Data shown =

= = = = = = =

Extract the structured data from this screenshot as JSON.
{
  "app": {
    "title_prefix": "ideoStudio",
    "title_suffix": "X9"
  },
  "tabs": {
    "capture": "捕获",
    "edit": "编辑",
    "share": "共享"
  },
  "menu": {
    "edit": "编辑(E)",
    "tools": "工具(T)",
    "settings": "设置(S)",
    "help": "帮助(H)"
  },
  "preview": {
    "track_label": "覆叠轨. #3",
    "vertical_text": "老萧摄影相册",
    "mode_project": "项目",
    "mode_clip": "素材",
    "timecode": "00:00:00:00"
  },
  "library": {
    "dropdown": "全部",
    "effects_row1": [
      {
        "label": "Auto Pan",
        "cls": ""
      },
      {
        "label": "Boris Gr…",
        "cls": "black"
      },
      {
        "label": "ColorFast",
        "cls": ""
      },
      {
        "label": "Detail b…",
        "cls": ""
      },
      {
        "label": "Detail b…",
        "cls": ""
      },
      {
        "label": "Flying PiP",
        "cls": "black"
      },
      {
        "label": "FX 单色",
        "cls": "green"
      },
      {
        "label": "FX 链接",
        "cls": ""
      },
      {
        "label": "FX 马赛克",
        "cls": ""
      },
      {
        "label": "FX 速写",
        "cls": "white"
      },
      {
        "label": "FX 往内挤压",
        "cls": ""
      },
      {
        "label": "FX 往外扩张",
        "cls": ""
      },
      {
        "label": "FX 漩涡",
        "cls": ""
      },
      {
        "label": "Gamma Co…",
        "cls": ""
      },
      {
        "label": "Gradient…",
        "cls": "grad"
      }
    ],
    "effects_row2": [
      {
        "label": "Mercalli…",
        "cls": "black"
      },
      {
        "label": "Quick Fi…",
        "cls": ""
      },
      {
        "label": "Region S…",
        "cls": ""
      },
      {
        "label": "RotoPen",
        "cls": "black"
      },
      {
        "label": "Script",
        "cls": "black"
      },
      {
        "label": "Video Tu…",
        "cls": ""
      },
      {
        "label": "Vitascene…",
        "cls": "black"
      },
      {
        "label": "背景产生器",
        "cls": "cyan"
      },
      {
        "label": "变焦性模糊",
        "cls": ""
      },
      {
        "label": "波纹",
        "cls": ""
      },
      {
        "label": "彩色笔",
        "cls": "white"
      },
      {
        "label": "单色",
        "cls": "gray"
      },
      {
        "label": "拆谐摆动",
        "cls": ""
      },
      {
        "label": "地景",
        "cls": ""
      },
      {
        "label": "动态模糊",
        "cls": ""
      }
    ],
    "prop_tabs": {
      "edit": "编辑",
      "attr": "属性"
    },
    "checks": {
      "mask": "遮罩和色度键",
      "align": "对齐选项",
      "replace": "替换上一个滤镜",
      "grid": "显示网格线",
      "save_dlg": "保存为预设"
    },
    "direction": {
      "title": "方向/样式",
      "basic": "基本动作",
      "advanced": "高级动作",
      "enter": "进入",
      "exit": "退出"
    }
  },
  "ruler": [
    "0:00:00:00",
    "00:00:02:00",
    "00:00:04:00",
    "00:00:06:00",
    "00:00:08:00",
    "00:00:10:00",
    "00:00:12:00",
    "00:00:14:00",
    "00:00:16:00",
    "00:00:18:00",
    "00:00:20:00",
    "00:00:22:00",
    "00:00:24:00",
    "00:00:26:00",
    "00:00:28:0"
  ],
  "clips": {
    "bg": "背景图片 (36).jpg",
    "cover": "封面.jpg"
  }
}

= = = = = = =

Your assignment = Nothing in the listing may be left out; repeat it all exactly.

Output =
Extract the structured data from this screenshot as JSON.
{
  "app": {
    "title_prefix": "ideoStudio",
    "title_suffix": "X9"
  },
  "tabs": {
    "capture": "捕获",
    "edit": "编辑",
    "share": "共享"
  },
  "menu": {
    "edit": "编辑(E)",
    "tools": "工具(T)",
    "settings": "设置(S)",
    "help": "帮助(H)"
  },
  "preview": {
    "track_label": "覆叠轨. #3",
    "vertical_text": "老萧摄影相册",
    "mode_project": "项目",
    "mode_clip": "素材",
    "timecode": "00:00:00:00"
  },
  "library": {
    "dropdown": "全部",
    "effects_row1": [
      {
        "label": "Auto Pan",
        "cls": ""
      },
      {
        "label": "Boris Gr…",
        "cls": "black"
      },
      {
        "label": "ColorFast",
        "cls": ""
      },
      {
        "label": "Detail b…",
        "cls": ""
      },
      {
        "label": "Detail b…",
        "cls": ""
      },
      {
        "label": "Flying PiP",
        "cls": "black"
      },
      {
        "label": "FX 单色",
        "cls": "green"
      },
      {
        "label": "FX 链接",
        "cls": ""
      },
      {
        "label": "FX 马赛克",
        "cls": ""
      },
      {
        "label": "FX 速写",
        "cls": "white"
      },
      {
        "label": "FX 往内挤压",
        "cls": ""
      },
      {
        "label": "FX 往外扩张",
        "cls": ""
      },
      {
        "label": "FX 漩涡",
        "cls": ""
      },
      {
        "label": "Gamma Co…",
        "cls": ""
      },
      {
        "label": "Gradient…",
        "cls": "grad"
      }
    ],
    "effects_row2": [
      {
        "label": "Mercalli…",
        "cls": "black"
      },
      {
        "label": "Quick Fi…",
        "cls": ""
      },
      {
        "label": "Region S…",
        "cls": ""
      },
      {
        "label": "RotoPen",
        "cls": "black"
      },
      {
        "label": "Script",
        "cls": "black"
      },
      {
        "label": "Video Tu…",
        "cls": ""
      },
      {
        "label": "Vitascene…",
        "cls": "black"
      },
      {
        "label": "背景产生器",
        "cls": "cyan"
      },
      {
        "label": "变焦性模糊",
        "cls": ""
      },
      {
        "label": "波纹",
        "cls": ""
      },
      {
        "label": "彩色笔",
        "cls": "white"
      },
      {
        "label": "单色",
        "cls": "gray"
      },
      {
        "label": "拆谐摆动",
        "cls": ""
      },
      {
        "label": "地景",
        "cls": ""
      },
      {
        "label": "动态模糊",
        "cls": ""
      }
    ],
    "prop_tabs": {
      "edit": "编辑",
      "attr": "属性"
    },
    "checks": {
      "mask": "遮罩和色度键",
      "align": "对齐选项",
      "replace": "替换上一个滤镜",
      "grid": "显示网格线",
      "save_dlg": "保存为预设"
    },
    "direction": {
      "title": "方向/样式",
      "basic": "基本动作",
      "advanced": "高级动作",
      "enter": "进入",
      "exit": "退出"
    }
  },
  "ruler": [
    "0:00:00:00",
    "00:00:02:00",
    "00:00:04:00",
    "00:00:06:00",
    "00:00:08:00",
    "00:00:10:00",
    "00:00:12:00",
    "00:00:14:00",
    "00:00:16:00",
    "00:00:18:00",
    "00:00:20:00",
    "00:00:22:00",
    "00:00:24:00",
    "00:00:26:00",
    "00:00:28:0"
  ],
  "clips": {
    "bg": "背景图片 (36).jpg",
    "cover": "封面.jpg"
  }
}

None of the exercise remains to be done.